The Egyptian Museum is stacked to the rafters with statues and artifacts from temples, tombs and crypts, and mummies of people, birds and animals, including enormous Nile crocodiles. I'm glad we took our Nile cruise before visiting, as so much of what is here came from places we have seen.
There are 120,000 objects on exhibit and an untold number more still boxed and stored in hallways, nooks and crannies. An all-new Grand Egyptian Museum is currently under construction, and some artifacts, including the most-prized Tutan-khamun exhibit, will move there upon completion.
Since arriving in Cairo, we have visited the Great Pyramids and Sphinx of Giza, which seem impossibly huge even by today's construction standards. The largest of the pyramids, the Great Pyramid of Cheops, was finished around 2690 B.C. and is one of the Seven Wonders of the Ancient World. It stretches 448 feet into the sky, with a base that covers an area of 13 acres. As with each pyramid, this one was built to house and preserve the mummified body of a single pharaoh for eternity.
Unfortunately, tomb robbers didn't have much trouble finding these pyramids and others built around the country, and many were looted within years of completion, eventually leading the pharaohs to build underground tombs in what came to be called the Valley of the Kings.
We've also visited the Khan El Khalili, one of the oldest bazaars in the world. The narrow alleys house hundreds of shops selling almost anything imaginable, and one of the many restaurants, El Fishawy, has reportedly been open continuously, day and night, for more than 200 years.
We dropped by the City of the Dead, a walled 4-mile-long cemetery filled with tombs, crypts and coffins, and more than 1 million living residents. The burgeoning poor population and nationwide housing crisis have resulted in an influx of people who sleep in tombs, dry laundry on strings hung between headstones and use grave markers as desks.

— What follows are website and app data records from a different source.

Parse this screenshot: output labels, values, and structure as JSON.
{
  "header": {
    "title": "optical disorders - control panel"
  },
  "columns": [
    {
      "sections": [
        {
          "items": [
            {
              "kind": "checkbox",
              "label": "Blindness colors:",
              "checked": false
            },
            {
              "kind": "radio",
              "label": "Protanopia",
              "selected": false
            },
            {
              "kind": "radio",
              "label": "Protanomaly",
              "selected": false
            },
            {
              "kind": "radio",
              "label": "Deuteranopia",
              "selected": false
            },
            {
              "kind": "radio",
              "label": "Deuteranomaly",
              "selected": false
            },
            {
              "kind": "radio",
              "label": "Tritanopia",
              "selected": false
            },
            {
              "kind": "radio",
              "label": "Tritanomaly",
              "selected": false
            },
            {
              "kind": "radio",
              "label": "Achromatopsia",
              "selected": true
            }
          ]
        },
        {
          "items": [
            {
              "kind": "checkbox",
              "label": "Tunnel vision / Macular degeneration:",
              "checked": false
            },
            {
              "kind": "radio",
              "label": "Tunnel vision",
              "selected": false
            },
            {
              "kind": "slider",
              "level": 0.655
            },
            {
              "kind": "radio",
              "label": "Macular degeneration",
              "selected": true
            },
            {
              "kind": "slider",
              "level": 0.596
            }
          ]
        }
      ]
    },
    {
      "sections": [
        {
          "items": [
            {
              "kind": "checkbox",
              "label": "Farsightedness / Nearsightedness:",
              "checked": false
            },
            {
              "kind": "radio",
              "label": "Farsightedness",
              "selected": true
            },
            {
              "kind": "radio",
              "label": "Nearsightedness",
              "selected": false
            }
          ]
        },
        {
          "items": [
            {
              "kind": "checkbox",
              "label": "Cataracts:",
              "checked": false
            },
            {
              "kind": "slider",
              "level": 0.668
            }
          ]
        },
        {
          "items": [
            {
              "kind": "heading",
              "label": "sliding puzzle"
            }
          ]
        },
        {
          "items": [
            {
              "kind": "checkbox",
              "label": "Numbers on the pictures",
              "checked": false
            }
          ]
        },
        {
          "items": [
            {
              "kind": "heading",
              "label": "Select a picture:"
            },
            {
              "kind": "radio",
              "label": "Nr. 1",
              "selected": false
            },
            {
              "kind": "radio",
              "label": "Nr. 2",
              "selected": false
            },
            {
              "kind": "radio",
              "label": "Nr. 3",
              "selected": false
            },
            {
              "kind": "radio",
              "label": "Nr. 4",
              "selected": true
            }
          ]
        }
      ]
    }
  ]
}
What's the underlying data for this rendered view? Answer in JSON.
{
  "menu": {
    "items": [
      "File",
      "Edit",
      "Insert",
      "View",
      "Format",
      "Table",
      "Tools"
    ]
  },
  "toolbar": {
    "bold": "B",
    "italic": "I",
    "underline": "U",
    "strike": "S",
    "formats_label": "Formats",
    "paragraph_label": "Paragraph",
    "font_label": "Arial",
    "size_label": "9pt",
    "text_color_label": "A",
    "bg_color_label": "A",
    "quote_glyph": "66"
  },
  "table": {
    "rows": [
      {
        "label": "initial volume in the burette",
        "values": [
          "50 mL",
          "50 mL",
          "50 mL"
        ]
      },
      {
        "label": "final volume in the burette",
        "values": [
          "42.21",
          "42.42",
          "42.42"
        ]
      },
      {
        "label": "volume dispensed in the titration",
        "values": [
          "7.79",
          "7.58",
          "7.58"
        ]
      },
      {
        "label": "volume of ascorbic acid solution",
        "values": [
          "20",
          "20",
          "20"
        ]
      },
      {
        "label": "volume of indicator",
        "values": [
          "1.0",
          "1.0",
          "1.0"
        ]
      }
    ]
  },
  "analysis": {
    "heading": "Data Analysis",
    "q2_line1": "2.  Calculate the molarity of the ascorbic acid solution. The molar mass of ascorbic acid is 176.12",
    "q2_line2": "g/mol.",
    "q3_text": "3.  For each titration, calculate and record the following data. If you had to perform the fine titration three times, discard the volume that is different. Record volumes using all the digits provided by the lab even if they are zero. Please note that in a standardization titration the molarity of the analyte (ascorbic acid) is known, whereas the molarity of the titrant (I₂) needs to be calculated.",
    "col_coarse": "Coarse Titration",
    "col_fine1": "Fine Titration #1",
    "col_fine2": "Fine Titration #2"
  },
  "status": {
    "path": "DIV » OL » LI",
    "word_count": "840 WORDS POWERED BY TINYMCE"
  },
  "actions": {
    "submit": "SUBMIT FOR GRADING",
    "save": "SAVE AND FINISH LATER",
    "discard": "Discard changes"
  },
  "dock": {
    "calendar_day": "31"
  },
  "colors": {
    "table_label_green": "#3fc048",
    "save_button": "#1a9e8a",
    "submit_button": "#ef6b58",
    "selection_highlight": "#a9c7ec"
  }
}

In Old Cairo, we toured an ancient Christian church, a mosque and a synagogue that are all within easy walking distance of each other. Before the advent of Islam in the seventh century, Christianity was the most widely practiced religion in Egypt. Today the country is about 80 to 90 percent Islamic and 5 to 10 percent Christian, with a tiny Jewish community and numerous other religions represented. From what we saw, the various religions coexist peacefully under Egypt's moderate government.
Tomorrow we'll return to the New World, which will undoubtedly seem even newer than when we left. We will bid a fond farewell to Hany, our friend and Egyptologist extraordinaire, who guided and enlightened our group as we toured the land that he loves so dearly. More than a little of his appreciation for antiquity and the Golden Age of the Pharaohs rubbed off on us.
I will remember the sands of the Sahara, the hot sun on my face, and the life-giving Nile. And I'll remember my visit to the Royal Mummy Room and this mute fellow before me who was called Ramses II. When much of the world was in darkness and chaos, he ruled in prosperity and erected magnificent structures that are still celebrated 31 centuries later.
Time and Hollywood have not been kind to him since, but for that brief moment when his eyes were open, he saw his empire shine brighter than all the rest.
Information: For rates and details of African Travel's 10-day "Royal Egyptian" Nile cruise tour, visit Vacations To Go or call (800) 510-4002.
The information in this story was accurate at the time it was published in January/February 2008. Please visit Vacations To Go or call (800) 510-4002 for current rates and details.